Skip to main content
U.S. flag

An official website of the United States government

Official websites use .gov
A .gov website belongs to an official government organization in the United States.

Secure .gov websites use HTTPS
A lock ( ) or https:// means you’ve safely connected to the .gov website. Share sensitive information only on official, secure websites.

Thermal Cycling of Buried Damascene Copper Interconnect Lines by Joule Heating

Published

Author(s)

David T. Read, Roy H. Geiss

Abstract

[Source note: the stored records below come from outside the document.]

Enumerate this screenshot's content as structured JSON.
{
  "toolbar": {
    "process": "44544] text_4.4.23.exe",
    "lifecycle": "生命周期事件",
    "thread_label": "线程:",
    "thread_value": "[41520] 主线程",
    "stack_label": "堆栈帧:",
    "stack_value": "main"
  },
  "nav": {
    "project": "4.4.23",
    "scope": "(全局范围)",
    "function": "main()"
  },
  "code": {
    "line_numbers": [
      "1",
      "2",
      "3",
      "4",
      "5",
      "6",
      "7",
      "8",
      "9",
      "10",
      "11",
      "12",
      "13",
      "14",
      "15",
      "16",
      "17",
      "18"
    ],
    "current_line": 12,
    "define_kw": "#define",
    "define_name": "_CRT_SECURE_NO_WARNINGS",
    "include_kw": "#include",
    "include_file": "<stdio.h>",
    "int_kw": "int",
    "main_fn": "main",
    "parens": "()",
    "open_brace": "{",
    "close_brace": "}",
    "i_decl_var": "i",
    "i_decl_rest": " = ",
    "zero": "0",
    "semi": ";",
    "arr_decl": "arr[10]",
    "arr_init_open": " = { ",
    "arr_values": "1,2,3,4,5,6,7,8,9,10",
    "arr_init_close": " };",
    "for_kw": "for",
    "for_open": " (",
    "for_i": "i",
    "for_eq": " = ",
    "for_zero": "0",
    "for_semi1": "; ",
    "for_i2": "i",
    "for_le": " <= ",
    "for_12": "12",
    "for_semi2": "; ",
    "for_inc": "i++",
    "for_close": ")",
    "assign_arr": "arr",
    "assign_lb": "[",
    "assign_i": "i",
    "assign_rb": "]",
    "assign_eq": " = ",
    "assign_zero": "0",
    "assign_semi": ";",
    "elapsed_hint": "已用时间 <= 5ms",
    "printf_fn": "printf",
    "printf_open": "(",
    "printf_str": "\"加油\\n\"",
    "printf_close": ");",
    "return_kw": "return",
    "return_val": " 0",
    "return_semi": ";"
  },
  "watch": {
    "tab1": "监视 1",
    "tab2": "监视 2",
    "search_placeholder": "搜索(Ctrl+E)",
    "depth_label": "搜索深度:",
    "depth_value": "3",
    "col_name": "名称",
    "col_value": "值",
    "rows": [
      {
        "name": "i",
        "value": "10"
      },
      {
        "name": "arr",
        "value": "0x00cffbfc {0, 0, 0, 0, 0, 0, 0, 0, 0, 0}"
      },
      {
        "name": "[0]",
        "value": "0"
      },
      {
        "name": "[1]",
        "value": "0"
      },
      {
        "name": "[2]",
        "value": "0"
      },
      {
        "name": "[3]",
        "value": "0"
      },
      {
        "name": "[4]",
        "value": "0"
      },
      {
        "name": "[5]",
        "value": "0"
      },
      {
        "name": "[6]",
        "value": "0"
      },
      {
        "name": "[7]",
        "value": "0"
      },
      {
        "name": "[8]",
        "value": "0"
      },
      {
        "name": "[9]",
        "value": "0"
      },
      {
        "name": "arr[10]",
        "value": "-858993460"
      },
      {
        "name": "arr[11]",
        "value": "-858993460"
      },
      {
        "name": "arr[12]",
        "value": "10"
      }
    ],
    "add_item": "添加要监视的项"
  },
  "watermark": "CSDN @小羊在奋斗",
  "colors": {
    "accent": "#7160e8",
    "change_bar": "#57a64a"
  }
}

We report tests to failure of 300 nm wide damascene copper interconnect lines in silicon oxide dielectric, under high amplitude, low frequency alternating current. The cyclic minimum and maximum resistances were obtained from the measured voltage and current waveforms, and remained essentially constant over the lifetime tests. In the lines tested to failure under voltage control at the highest current levels, observed features of the remaining copper deposits seemed to indicate repeated melting over multiple cycles of current. The lifetimes, plotted against temperature, formed a nearly straight line on a semi-log plot, even though the failures, particularly those run under voltage control, became considerably less catastrophic for the longer lifetimes. Understanding the individual and combined effects of the temperature, current, and thermomechanical stresses will open up the possibilities for utilizing these electrical tests in systematic assessments of interconnect reliability and quality control.
Proceedings Title
NSTI Nanotech 2008 Proceedings
Conference Dates
June 1-5, 2008
Conference Location
Boston, MA
Conference Title
NSTI Nanotech 2008

Keywords

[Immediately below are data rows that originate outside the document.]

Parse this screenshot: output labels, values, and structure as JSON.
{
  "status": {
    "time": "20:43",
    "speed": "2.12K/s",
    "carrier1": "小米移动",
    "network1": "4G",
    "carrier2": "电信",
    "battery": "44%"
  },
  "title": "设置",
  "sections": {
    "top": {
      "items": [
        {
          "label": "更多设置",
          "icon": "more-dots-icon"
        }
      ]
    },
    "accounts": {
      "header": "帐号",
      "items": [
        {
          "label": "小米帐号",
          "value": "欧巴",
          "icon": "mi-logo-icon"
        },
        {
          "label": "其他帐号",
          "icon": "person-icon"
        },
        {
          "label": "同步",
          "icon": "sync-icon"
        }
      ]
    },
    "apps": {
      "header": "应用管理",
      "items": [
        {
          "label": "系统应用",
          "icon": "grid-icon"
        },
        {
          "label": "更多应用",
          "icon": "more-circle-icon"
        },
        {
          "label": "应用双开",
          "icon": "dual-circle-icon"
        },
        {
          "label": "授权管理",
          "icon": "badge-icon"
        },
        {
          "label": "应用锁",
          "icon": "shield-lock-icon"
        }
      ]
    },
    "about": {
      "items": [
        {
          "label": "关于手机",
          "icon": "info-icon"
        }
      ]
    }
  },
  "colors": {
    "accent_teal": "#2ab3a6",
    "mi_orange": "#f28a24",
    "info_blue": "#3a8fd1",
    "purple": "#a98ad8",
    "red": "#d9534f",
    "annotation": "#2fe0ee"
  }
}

alternating current, fatigue, stress, temperature, voids

Citation

Read, D. and Geiss, R. (2008), Thermal Cycling of Buried Damascene Copper Interconnect Lines by Joule Heating, NSTI Nanotech 2008 Proceedings, Boston, MA, [online], https://tsapps.nist.gov/publication/get_pdf.cfm?pub_id=853561 (Accessed June 23, 2024)

Issues

If you have any questions about this publication or are having problems accessing it, please contact reflib@nist.gov.

Created January 1, 2008, Updated February 19, 2017